Responding to the Covid-19 pandemic


In the face of this unprecedented crisis, the sense of community in Stratford continues to be something we can rightly be proud of. Stratfordians across the town continue to support their families, friends, and neighbours who are vulnerable and may feel isolated – all while some may be struggling themselves.

From picking up and delivering shopping and medication, to clapping our key workers and NHS heroes, to simple smiles and waves as joggers and dog walkers pass each other, the acts of kindness that are demonstrated daily continue to add up, and continue to strengthen the ties that bind us.

We know that this is an unimaginably hard time for many in our community: those losing loved ones to the virus, those who have lost their livelihoods, those who are unsafe and isolated – alone or in abusive households.

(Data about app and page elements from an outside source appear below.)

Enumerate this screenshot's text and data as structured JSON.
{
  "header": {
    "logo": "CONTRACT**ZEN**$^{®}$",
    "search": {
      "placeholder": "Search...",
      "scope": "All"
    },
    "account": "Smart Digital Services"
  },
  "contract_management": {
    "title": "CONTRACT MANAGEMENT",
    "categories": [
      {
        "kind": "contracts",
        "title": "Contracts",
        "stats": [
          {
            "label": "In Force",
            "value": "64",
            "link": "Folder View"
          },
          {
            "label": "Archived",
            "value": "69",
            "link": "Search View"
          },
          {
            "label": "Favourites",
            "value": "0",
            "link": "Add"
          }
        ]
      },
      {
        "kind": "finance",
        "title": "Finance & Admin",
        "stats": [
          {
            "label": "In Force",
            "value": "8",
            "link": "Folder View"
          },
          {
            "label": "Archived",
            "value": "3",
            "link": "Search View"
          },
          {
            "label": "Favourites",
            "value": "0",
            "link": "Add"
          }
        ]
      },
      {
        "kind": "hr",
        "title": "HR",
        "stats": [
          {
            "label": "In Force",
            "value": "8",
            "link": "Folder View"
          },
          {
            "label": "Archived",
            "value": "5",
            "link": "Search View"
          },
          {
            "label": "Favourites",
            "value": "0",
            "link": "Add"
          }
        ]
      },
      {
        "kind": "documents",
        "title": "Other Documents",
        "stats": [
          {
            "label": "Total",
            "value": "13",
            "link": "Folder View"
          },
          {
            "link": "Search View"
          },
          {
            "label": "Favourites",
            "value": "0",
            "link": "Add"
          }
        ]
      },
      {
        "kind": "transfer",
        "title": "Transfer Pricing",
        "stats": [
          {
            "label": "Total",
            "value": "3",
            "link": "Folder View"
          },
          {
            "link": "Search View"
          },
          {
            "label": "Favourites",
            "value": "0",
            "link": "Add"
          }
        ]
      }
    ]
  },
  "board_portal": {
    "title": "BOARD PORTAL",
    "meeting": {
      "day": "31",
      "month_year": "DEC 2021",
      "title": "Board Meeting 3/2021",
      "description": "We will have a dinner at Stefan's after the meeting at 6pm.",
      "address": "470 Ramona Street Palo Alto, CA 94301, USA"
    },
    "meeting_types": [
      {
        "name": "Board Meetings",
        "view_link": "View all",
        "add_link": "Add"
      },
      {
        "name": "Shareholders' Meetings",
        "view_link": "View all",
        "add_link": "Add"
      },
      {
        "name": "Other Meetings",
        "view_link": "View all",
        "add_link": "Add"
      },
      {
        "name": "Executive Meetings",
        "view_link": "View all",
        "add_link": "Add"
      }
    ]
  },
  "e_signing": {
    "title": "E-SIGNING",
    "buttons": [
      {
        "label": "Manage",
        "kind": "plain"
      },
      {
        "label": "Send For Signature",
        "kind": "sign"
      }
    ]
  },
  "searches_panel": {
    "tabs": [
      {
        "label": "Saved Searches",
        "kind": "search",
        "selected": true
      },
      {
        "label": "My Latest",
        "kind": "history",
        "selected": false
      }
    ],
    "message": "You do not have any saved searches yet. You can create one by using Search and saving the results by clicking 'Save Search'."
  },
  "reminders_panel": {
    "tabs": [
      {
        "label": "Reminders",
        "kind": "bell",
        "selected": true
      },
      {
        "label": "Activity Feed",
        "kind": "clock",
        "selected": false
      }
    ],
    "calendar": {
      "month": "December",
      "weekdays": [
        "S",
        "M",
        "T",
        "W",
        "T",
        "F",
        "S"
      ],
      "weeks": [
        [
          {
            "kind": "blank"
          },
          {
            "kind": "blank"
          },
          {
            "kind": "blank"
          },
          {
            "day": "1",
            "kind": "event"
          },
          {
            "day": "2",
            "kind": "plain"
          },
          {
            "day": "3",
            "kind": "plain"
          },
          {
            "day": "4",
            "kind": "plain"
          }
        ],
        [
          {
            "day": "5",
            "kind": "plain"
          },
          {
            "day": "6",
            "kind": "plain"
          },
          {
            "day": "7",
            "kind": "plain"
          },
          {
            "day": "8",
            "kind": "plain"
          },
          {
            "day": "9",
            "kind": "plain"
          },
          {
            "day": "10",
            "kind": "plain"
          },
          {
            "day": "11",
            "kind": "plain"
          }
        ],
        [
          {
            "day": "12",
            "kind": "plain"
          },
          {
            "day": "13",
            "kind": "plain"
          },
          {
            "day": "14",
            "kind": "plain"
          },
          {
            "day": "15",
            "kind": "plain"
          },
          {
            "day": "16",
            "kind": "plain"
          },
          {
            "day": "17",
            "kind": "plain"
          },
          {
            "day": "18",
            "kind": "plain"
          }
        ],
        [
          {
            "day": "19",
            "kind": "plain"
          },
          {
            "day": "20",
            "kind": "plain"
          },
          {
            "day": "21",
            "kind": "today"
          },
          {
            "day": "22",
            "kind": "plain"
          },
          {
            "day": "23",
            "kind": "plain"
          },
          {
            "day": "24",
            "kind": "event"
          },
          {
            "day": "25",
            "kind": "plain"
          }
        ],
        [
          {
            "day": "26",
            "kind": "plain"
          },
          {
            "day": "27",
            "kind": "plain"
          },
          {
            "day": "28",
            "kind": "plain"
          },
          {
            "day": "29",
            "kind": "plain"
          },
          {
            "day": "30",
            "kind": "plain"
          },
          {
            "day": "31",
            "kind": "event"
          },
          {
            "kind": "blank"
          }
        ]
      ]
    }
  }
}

The role of charities in supporting our communities through this cannot be overstated, and has often been underappreciated. But today, more than ever, charity – either organised groups or acts of human kindness – is at the heart of how we will overcome many of the obstacles in our path.


One way that we are supporting our community is through the Stratford Support group ( , a fantastic partnership between Stratford Town Trust and Stratford Town Council. This site is currently supporting a large number of our community in need of deliveries, in need of friendly calls for those who are isolated, and through signposting to other agencies. An army of volunteers have come forward to support the operation – a huge thank you to those able to get out and about to supermarkets, and schedule in calls to residents – mainly to people they have never met before.

If you are in need to of support, do let us know through that website, where you can also find phone numbers for your local councillors if the request is urgent.

As a major supporter of charities that support our community, we also continue to explore how best we can do this now and in the future. In March, we had to make the difficult decision to postpone our usual grants round. We know this was a blow to many of the charities. This was for two key reasons: we wanted to step back and take stock of the situation so we could ensure our funding supports the most in need and most vulnerable members of our town, and secondly, as a charity, we have also been impacted by the pandemic. A significant proportion of the revenue we use to make grants comes from our property portfolio – and with many businesses struggling, closed, and furloughing staff, our income has taken a hit. Therefore we needed to better understand our financial position before committing grants to projects that – in many cases – could not be delivered this year.

We continue to be in regular contact with charities and community groups across the town to help us identify how we can best support them – both financially and emotionally. We are committed to supporting these amazing and vital groups, and will keep the community updated on how we plan to do this once a final decision has been made.


Having spoken to a number of charity leaders and staff in the past few weeks, it is clear that, in the midst of this crisis, there is a huge wave of positive community stories being shared. So what could this mean for us in the future?

We know many things will never be the same again – but some of these changes will be positive for us as a community and country, if we manage to harness the potential.

One charity leader said to me that there has been a “renaissance in community volunteering” and I couldn’t agree more. The vast numbers of people from all backgrounds in every part of the country who have stepped forward to support those facing challenges is something we can be proud of – and therefore must keep going. Many of us may have not known our neighbours before – and not have known they were isolated – and therefore we have the opportunity to keep these relationships going, and building new ones as we go with a renewed sense of purpose: to be a real community.

It has also helped us focus on what is truly important to us, and encouraged many of us to make more of an effort to contact friends and family to check in, share stories, and spend (virtual) fun times together. In a world where we can sometimes forget to check in because we are busy rushing here, there and everywhere, reconnecting and maintaining connections with the people that mean most to us should be the bedrock of our community in the future.

Once we have moved beyond this crisis, we will be here for our community. We will continue to provide support to help bring our community back together and celebrate the fantastic individuals across the town. We will be there to support our wonderful, vital, charities and community groups so that they can get back to doing what they do best: helping build a vibrant and connected community.

Take care of yourselves.